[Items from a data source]
==*==

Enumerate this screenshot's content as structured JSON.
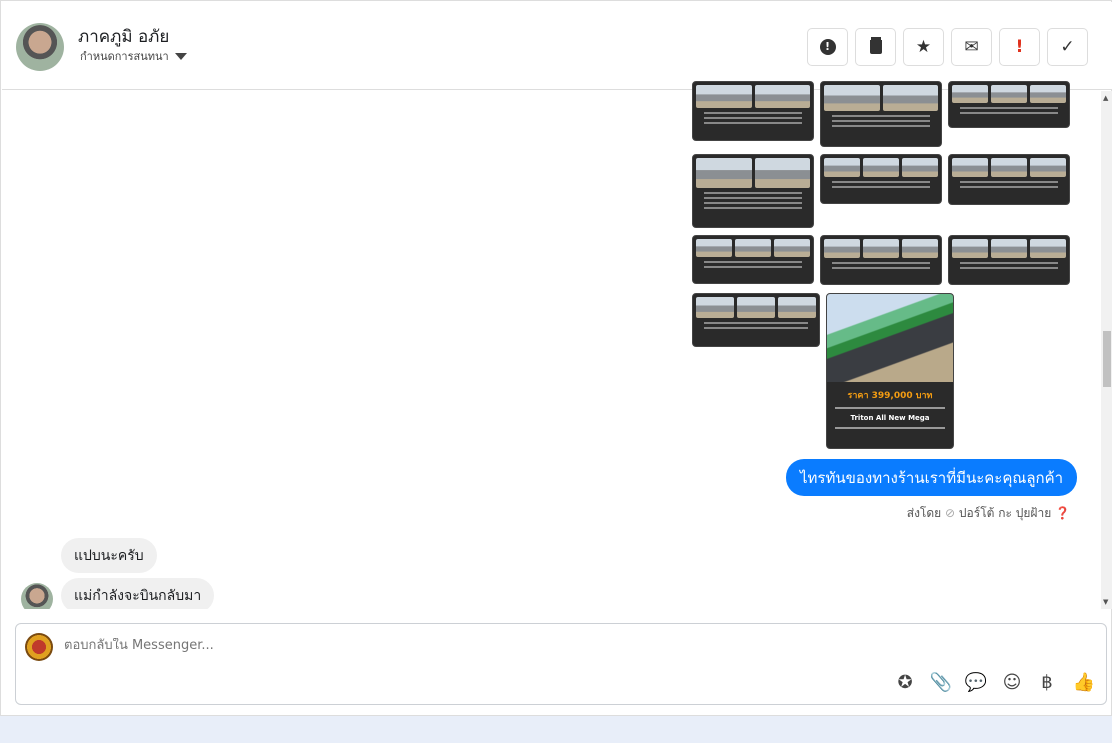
{
  "header": {
    "name": "ภาคภูมิ อภัย",
    "subtitle": "กำหนดการสนทนา",
    "buttons": [
      {
        "icon": "alert-circle-icon",
        "glyph": "●"
      },
      {
        "icon": "trash-icon",
        "glyph": "🗑"
      },
      {
        "icon": "star-icon",
        "glyph": "★"
      },
      {
        "icon": "envelope-icon",
        "glyph": "✉"
      },
      {
        "icon": "exclamation-icon",
        "glyph": "!"
      },
      {
        "icon": "check-icon",
        "glyph": "✓"
      }
    ]
  },
  "product_card": {
    "price": "ราคา 399,000 บาท",
    "model": "Triton All New Mega"
  },
  "messages": {
    "outgoing": "ไทรทันของทางร้านเราที่มีนะคะคุณลูกค้า",
    "sent_by_label": "ส่งโดย",
    "sender": "ปอร์โต้ กะ ปุยฝ้าย",
    "incoming": [
      "แปบนะครับ",
      "แม่กำลังจะบินกลับมา"
    ]
  },
  "composer": {
    "placeholder": "ตอบกลับใน Messenger...",
    "icons": [
      {
        "name": "saved-reply-icon",
        "glyph": "✪"
      },
      {
        "name": "attachment-icon",
        "glyph": "📎"
      },
      {
        "name": "chat-bubble-icon",
        "glyph": "💬"
      },
      {
        "name": "emoji-icon",
        "glyph": "☺"
      },
      {
        "name": "baht-icon",
        "glyph": "฿"
      },
      {
        "name": "thumbs-up-icon",
        "glyph": "👍"
      }
    ]
  },
  "colors": {
    "accent": "#0a7cff"
  }
}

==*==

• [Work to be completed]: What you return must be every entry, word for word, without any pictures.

• [Answer to the exercise]:
Enumerate this screenshot's content as structured JSON.
{
  "header": {
    "name": "ภาคภูมิ อภัย",
    "subtitle": "กำหนดการสนทนา",
    "buttons": [
      {
        "icon": "alert-circle-icon",
        "glyph": "●"
      },
      {
        "icon": "trash-icon",
        "glyph": "🗑"
      },
      {
        "icon": "star-icon",
        "glyph": "★"
      },
      {
        "icon": "envelope-icon",
        "glyph": "✉"
      },
      {
        "icon": "exclamation-icon",
        "glyph": "!"
      },
      {
        "icon": "check-icon",
        "glyph": "✓"
      }
    ]
  },
  "product_card": {
    "price": "ราคา 399,000 บาท",
    "model": "Triton All New Mega"
  },
  "messages": {
    "outgoing": "ไทรทันของทางร้านเราที่มีนะคะคุณลูกค้า",
    "sent_by_label": "ส่งโดย",
    "sender": "ปอร์โต้ กะ ปุยฝ้าย",
    "incoming": [
      "แปบนะครับ",
      "แม่กำลังจะบินกลับมา"
    ]
  },
  "composer": {
    "placeholder": "ตอบกลับใน Messenger...",
    "icons": [
      {
        "name": "saved-reply-icon",
        "glyph": "✪"
      },
      {
        "name": "attachment-icon",
        "glyph": "📎"
      },
      {
        "name": "chat-bubble-icon",
        "glyph": "💬"
      },
      {
        "name": "emoji-icon",
        "glyph": "☺"
      },
      {
        "name": "baht-icon",
        "glyph": "฿"
      },
      {
        "name": "thumbs-up-icon",
        "glyph": "👍"
      }
    ]
  },
  "colors": {
    "accent": "#0a7cff"
  }
}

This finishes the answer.